Research from EMAP Artistic Director David McCormick and music historian and musician Loren Ludwig indicates that Black fiddlers associated with Monticello mastered and ranged comfortably through — as no contemporaneous white musicians did — “high” classical and “low” folk music traditions for white, Black, and integrated audiences. Although neglected in standard histories of early American music, the stories of these Black fiddlers make possible a fresh understanding of how American musicians assimilated European and African traditions to create uniquely American music.
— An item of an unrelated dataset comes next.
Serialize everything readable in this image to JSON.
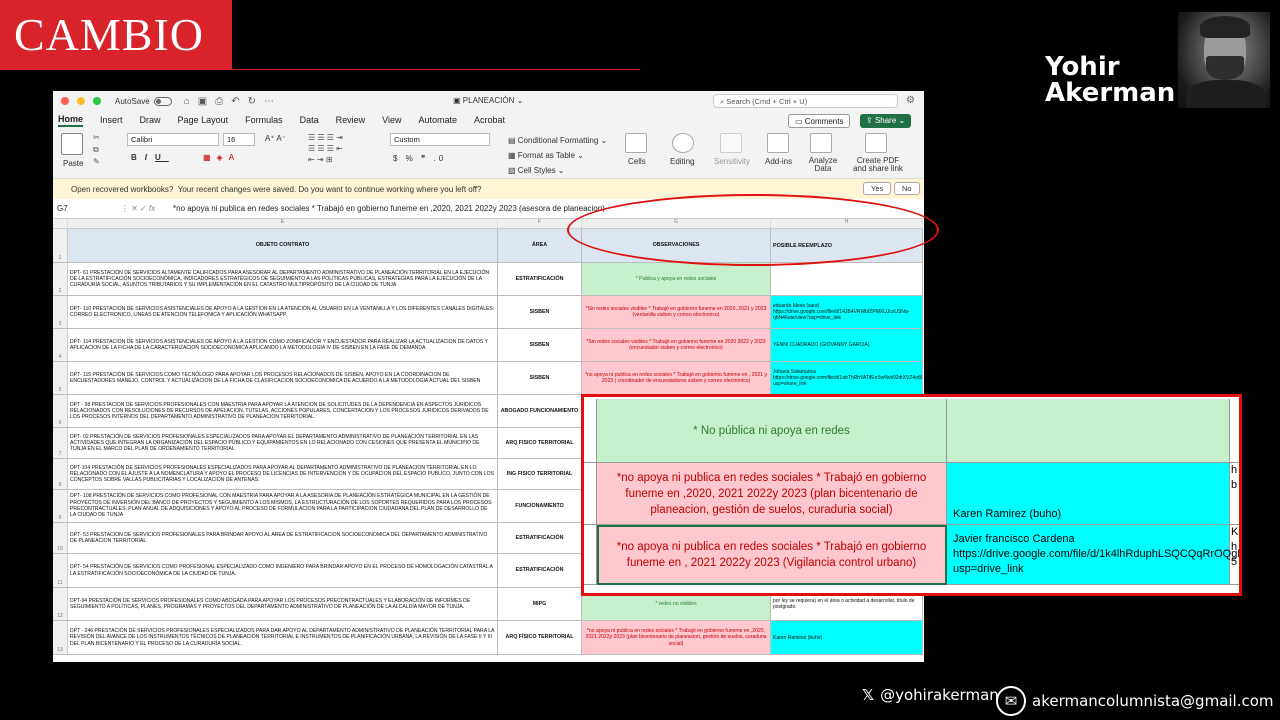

"I'm so pleased to be able to tell the story of Monticello's Black fiddlers from the Scott and Hemings families. For too long, these once-famous fiddlers have been ignored in the historical narrative of American music,” says McCormick. “They transcended boundaries of race and class to become lauded members of their communities. Their relationship to Thomas Jefferson and to the cultural life of downtown Charlottesville make them important figures worthy of this documentary."
McCormick and Ludwig’s research found that Beverly played for dances at Monticello and Eston became a well-known bandleader in Ohio. Native American fiddler Jesse Scott married into the Hemings family and raised three fiddle-playing sons. The Scott family band was a fixture of downtown Charlottesville, played for Lafayette’s 1824 visit to Monticello, and was hired to play for balls throughout Virginia. Fiddling grandson Robert Scott, Jr. taught at the Jefferson School in Charlottesville, now the site of the African American Heritage Center.
McCormick goes on to say, "I'm thrilled to be working with filmmaker Eduardo Montes-Bradley on this project. His portraits of poet Rita Dove, civil rights icon Julian Bond, and choral composer Alice Parker are all a testament to the nuance he brings to his films."
Black Fiddlers will be filmed primarily in and around Charlottesville, New York, Boston, Richmond, and potentially Paris and Vienna. The documentary is on target to be completed in time for this year’s Virginia Film Festival. Visit the Heritage Film Project for more information and updates on the production.